ACTIVITY: Repeat the data exactly, with every line included.

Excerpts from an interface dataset
- Opening Delimiter -

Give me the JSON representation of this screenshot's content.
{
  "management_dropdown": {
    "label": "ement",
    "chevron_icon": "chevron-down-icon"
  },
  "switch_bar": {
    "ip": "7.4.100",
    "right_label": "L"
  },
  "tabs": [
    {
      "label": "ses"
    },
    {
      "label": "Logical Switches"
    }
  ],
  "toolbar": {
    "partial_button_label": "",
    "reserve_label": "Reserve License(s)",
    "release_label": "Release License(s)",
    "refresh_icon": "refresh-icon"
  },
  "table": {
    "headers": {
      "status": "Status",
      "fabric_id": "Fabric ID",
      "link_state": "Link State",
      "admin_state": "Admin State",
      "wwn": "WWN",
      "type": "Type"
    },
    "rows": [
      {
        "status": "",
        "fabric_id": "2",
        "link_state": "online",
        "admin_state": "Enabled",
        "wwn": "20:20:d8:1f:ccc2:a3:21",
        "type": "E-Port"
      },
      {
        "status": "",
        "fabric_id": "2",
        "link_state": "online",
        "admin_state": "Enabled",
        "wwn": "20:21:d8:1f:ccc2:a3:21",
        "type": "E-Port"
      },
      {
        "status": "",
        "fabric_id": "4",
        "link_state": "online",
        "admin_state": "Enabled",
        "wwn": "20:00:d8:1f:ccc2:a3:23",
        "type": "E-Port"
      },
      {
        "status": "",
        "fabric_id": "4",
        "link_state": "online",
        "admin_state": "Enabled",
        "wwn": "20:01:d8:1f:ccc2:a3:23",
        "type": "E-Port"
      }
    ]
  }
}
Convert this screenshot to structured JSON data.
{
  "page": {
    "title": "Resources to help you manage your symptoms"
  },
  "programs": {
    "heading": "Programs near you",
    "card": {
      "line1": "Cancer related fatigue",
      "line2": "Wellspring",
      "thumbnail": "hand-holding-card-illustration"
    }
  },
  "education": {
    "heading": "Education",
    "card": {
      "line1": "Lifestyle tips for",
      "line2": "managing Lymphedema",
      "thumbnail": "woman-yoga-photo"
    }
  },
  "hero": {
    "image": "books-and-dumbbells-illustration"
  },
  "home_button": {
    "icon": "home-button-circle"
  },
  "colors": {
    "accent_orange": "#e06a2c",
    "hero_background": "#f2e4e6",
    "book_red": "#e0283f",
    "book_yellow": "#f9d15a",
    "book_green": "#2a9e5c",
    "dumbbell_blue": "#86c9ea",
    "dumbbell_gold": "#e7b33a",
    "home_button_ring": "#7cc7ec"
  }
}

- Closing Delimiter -

THE ANSWER:
Give me the JSON representation of this screenshot's content.
{
  "management_dropdown": {
    "label": "ement",
    "chevron_icon": "chevron-down-icon"
  },
  "switch_bar": {
    "ip": "7.4.100",
    "right_label": "L"
  },
  "tabs": [
    {
      "label": "ses"
    },
    {
      "label": "Logical Switches"
    }
  ],
  "toolbar": {
    "partial_button_label": "",
    "reserve_label": "Reserve License(s)",
    "release_label": "Release License(s)",
    "refresh_icon": "refresh-icon"
  },
  "table": {
    "headers": {
      "status": "Status",
      "fabric_id": "Fabric ID",
      "link_state": "Link State",
      "admin_state": "Admin State",
      "wwn": "WWN",
      "type": "Type"
    },
    "rows": [
      {
        "status": "",
        "fabric_id": "2",
        "link_state": "online",
        "admin_state": "Enabled",
        "wwn": "20:20:d8:1f:ccc2:a3:21",
        "type": "E-Port"
      },
      {
        "status": "",
        "fabric_id": "2",
        "link_state": "online",
        "admin_state": "Enabled",
        "wwn": "20:21:d8:1f:ccc2:a3:21",
        "type": "E-Port"
      },
      {
        "status": "",
        "fabric_id": "4",
        "link_state": "online",
        "admin_state": "Enabled",
        "wwn": "20:00:d8:1f:ccc2:a3:23",
        "type": "E-Port"
      },
      {
        "status": "",
        "fabric_id": "4",
        "link_state": "online",
        "admin_state": "Enabled",
        "wwn": "20:01:d8:1f:ccc2:a3:23",
        "type": "E-Port"
      }
    ]
  }
}
Convert this screenshot to structured JSON data.
{
  "page": {
    "title": "Resources to help you manage your symptoms"
  },
  "programs": {
    "heading": "Programs near you",
    "card": {
      "line1": "Cancer related fatigue",
      "line2": "Wellspring",
      "thumbnail": "hand-holding-card-illustration"
    }
  },
  "education": {
    "heading": "Education",
    "card": {
      "line1": "Lifestyle tips for",
      "line2": "managing Lymphedema",
      "thumbnail": "woman-yoga-photo"
    }
  },
  "hero": {
    "image": "books-and-dumbbells-illustration"
  },
  "home_button": {
    "icon": "home-button-circle"
  },
  "colors": {
    "accent_orange": "#e06a2c",
    "hero_background": "#f2e4e6",
    "book_red": "#e0283f",
    "book_yellow": "#f9d15a",
    "book_green": "#2a9e5c",
    "dumbbell_blue": "#86c9ea",
    "dumbbell_gold": "#e7b33a",
    "home_button_ring": "#7cc7ec"
  }
}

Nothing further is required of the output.